Page and application data records
:::
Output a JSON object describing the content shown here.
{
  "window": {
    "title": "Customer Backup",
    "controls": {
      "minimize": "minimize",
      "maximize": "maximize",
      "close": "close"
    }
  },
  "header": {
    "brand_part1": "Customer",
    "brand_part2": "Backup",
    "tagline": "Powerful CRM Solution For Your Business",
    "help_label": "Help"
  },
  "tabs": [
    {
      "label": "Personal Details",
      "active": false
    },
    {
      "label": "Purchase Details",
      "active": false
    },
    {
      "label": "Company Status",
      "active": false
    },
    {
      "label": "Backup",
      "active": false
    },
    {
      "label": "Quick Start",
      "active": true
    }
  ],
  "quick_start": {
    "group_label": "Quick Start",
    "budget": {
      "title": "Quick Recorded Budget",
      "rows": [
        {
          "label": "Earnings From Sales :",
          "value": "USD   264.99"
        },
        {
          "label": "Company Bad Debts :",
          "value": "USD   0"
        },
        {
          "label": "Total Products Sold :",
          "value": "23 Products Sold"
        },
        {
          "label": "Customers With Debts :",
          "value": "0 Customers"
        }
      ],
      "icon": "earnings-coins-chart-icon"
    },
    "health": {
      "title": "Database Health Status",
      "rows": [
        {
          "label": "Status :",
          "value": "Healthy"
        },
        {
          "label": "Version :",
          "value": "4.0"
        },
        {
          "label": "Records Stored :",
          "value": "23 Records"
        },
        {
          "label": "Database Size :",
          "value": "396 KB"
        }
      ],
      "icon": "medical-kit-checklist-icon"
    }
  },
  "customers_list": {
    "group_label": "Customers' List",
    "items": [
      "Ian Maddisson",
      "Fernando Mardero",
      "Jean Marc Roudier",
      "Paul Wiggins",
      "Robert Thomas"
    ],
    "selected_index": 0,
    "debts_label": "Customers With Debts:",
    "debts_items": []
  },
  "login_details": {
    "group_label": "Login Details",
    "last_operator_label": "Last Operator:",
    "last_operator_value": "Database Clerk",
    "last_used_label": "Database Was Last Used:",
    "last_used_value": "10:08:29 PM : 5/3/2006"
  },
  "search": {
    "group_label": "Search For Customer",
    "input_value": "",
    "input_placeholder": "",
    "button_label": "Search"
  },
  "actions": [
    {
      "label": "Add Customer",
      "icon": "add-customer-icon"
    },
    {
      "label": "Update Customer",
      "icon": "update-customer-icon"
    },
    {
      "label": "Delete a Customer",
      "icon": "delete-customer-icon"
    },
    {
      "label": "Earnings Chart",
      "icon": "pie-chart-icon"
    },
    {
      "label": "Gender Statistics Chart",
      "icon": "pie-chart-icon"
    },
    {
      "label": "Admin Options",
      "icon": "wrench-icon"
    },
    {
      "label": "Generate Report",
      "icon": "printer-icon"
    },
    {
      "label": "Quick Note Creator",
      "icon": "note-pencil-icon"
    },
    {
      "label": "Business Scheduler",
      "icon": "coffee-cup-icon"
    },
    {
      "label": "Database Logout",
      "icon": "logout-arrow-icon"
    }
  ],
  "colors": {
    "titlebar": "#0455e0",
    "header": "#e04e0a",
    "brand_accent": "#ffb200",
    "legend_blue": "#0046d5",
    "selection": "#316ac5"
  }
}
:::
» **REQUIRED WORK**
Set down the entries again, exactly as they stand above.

» **FINISHED EXERCISE**
Output a JSON object describing the content shown here.
{
  "window": {
    "title": "Customer Backup",
    "controls": {
      "minimize": "minimize",
      "maximize": "maximize",
      "close": "close"
    }
  },
  "header": {
    "brand_part1": "Customer",
    "brand_part2": "Backup",
    "tagline": "Powerful CRM Solution For Your Business",
    "help_label": "Help"
  },
  "tabs": [
    {
      "label": "Personal Details",
      "active": false
    },
    {
      "label": "Purchase Details",
      "active": false
    },
    {
      "label": "Company Status",
      "active": false
    },
    {
      "label": "Backup",
      "active": false
    },
    {
      "label": "Quick Start",
      "active": true
    }
  ],
  "quick_start": {
    "group_label": "Quick Start",
    "budget": {
      "title": "Quick Recorded Budget",
      "rows": [
        {
          "label": "Earnings From Sales :",
          "value": "USD   264.99"
        },
        {
          "label": "Company Bad Debts :",
          "value": "USD   0"
        },
        {
          "label": "Total Products Sold :",
          "value": "23 Products Sold"
        },
        {
          "label": "Customers With Debts :",
          "value": "0 Customers"
        }
      ],
      "icon": "earnings-coins-chart-icon"
    },
    "health": {
      "title": "Database Health Status",
      "rows": [
        {
          "label": "Status :",
          "value": "Healthy"
        },
        {
          "label": "Version :",
          "value": "4.0"
        },
        {
          "label": "Records Stored :",
          "value": "23 Records"
        },
        {
          "label": "Database Size :",
          "value": "396 KB"
        }
      ],
      "icon": "medical-kit-checklist-icon"
    }
  },
  "customers_list": {
    "group_label": "Customers' List",
    "items": [
      "Ian Maddisson",
      "Fernando Mardero",
      "Jean Marc Roudier",
      "Paul Wiggins",
      "Robert Thomas"
    ],
    "selected_index": 0,
    "debts_label": "Customers With Debts:",
    "debts_items": []
  },
  "login_details": {
    "group_label": "Login Details",
    "last_operator_label": "Last Operator:",
    "last_operator_value": "Database Clerk",
    "last_used_label": "Database Was Last Used:",
    "last_used_value": "10:08:29 PM : 5/3/2006"
  },
  "search": {
    "group_label": "Search For Customer",
    "input_value": "",
    "input_placeholder": "",
    "button_label": "Search"
  },
  "actions": [
    {
      "label": "Add Customer",
      "icon": "add-customer-icon"
    },
    {
      "label": "Update Customer",
      "icon": "update-customer-icon"
    },
    {
      "label": "Delete a Customer",
      "icon": "delete-customer-icon"
    },
    {
      "label": "Earnings Chart",
      "icon": "pie-chart-icon"
    },
    {
      "label": "Gender Statistics Chart",
      "icon": "pie-chart-icon"
    },
    {
      "label": "Admin Options",
      "icon": "wrench-icon"
    },
    {
      "label": "Generate Report",
      "icon": "printer-icon"
    },
    {
      "label": "Quick Note Creator",
      "icon": "note-pencil-icon"
    },
    {
      "label": "Business Scheduler",
      "icon": "coffee-cup-icon"
    },
    {
      "label": "Database Logout",
      "icon": "logout-arrow-icon"
    }
  ],
  "colors": {
    "titlebar": "#0455e0",
    "header": "#e04e0a",
    "brand_accent": "#ffb200",
    "legend_blue": "#0046d5",
    "selection": "#316ac5"
  }
}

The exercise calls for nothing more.